The G8 is meeting this week
Bernanke, as well, gets to speak
Will either present
A good argument
That havoc they no more will wreak?
Bernanke will “want to emphasize that a tapering of asset purchases is not a tightening of policy and isn’t necessarily irreversible,” said Michael Feroli, a former researcher with the Fed board in Washington and chief U.S. economist for JPMorgan.
I had to start with the comment I read this morning, which I think highlights why economists have a reputation for being out of touch with reality. If asset purchases by the Fed constitute their Quantitative Easing policy, designed expressly to loosen monetary policy despite interest rates at zero percent, then how can tapering asset purchases, the opposite of executing them, not be policy tightening? It is this type of muddled speaking and messaging that leads to market volatility. As an investor, my concern is that either the Chairman doesn’t understand what the word ‘taper’ means, which I doubt; or that he is afraid to describe what he believes the Fed will need to do going forward. It is the latter concern that will continue to drive markets for the time being.
So after several weeks of pretty significant volatility across all markets, the G3 central bankers are starting to figure out that market participants will not simply do exactly what is needed on the back of verbal cues. In fact, Bernanke, Draghi and Kuroda need to enact policies very clearly and carefully, a level of precision that has always been difficult to achieve in the monetary policy realm, and one made even more difficult because of the unprecedented situation in which they each find themselves each having previously committed to, and enacted, extreme policy measures. Once again, I will remind you all that as the current set of policies gets unwound, markets will remain quite volatile.
So let’s look at the markets this morning. The dollar is mixed, with the yen weakening a bit, the Aussie rallying a bit, and emerging markets all over the map. Equity markets are feeling better, with the Nikkei regaining 2.75%, Europe largely higher by more than 1% and US futures pointing to a higher opening. Bond prices are mixed as well, with Treasury yields edging lower, but yields in Europe mixed and JGB yields higher. In essence, we have no trends on which to hang our hat this morning, with each currency and product trading to its own internal issues. In many ways, I feel this is the healthiest thing for markets, if traders and investors react based on data and news for each product. But that is the hardest for any analysis to capture because of the disparate stories that exist.

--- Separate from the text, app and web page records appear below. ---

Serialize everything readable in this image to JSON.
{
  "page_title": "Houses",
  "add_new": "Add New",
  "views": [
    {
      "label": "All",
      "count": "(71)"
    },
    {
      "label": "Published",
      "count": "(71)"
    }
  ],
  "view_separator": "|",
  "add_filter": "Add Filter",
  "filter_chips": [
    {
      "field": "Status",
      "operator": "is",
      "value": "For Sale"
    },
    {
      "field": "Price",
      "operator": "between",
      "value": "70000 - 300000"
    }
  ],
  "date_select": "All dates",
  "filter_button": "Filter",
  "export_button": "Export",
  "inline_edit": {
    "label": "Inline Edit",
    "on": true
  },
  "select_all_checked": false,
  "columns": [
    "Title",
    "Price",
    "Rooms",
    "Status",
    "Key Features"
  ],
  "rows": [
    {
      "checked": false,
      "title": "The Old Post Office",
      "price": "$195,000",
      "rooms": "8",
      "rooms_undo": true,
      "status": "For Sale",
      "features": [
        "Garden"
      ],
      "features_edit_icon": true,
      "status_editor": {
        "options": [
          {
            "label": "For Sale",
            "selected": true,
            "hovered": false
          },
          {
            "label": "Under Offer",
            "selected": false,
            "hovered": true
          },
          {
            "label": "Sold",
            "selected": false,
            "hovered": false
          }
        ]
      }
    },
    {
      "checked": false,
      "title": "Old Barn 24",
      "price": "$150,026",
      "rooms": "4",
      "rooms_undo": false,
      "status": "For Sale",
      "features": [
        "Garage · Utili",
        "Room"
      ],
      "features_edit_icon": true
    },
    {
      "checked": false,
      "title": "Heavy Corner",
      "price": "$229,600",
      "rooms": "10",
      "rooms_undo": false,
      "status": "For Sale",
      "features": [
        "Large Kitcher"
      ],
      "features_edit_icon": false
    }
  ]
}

The likeliest market movers this week are, in order, the FOMC meeting and press conference on Wednesday, any one of a number of pieces of US data to be released, and finally the G8 making some meaningful comments.
Here is the week’s data:
|-ex food & energy||
|Wednesday||FOMC Rate Decision||
|Existing Home Sales||
I would expect that the Housing data have the best chance of driving a market move, if it misses in either direction. And what of the G8? It is hard to believe that given PM Cameron’s stated focus on Trade, Transparency and Taxes, that they will be saying things that impact FX markets greatly. The Fed, on the other hand, will have much to say about where things go later in the week, and I will discuss that tomorrow. For today, unless the Empire number is a big miss, the markets appear to be taking a breather from the recent market volatility. On the surface, I still think the euro has difficulty rallying from these levels, the yen has ample opportunity to decline sharply by the end of the summer, and the pound has seen about all the good news it can handle.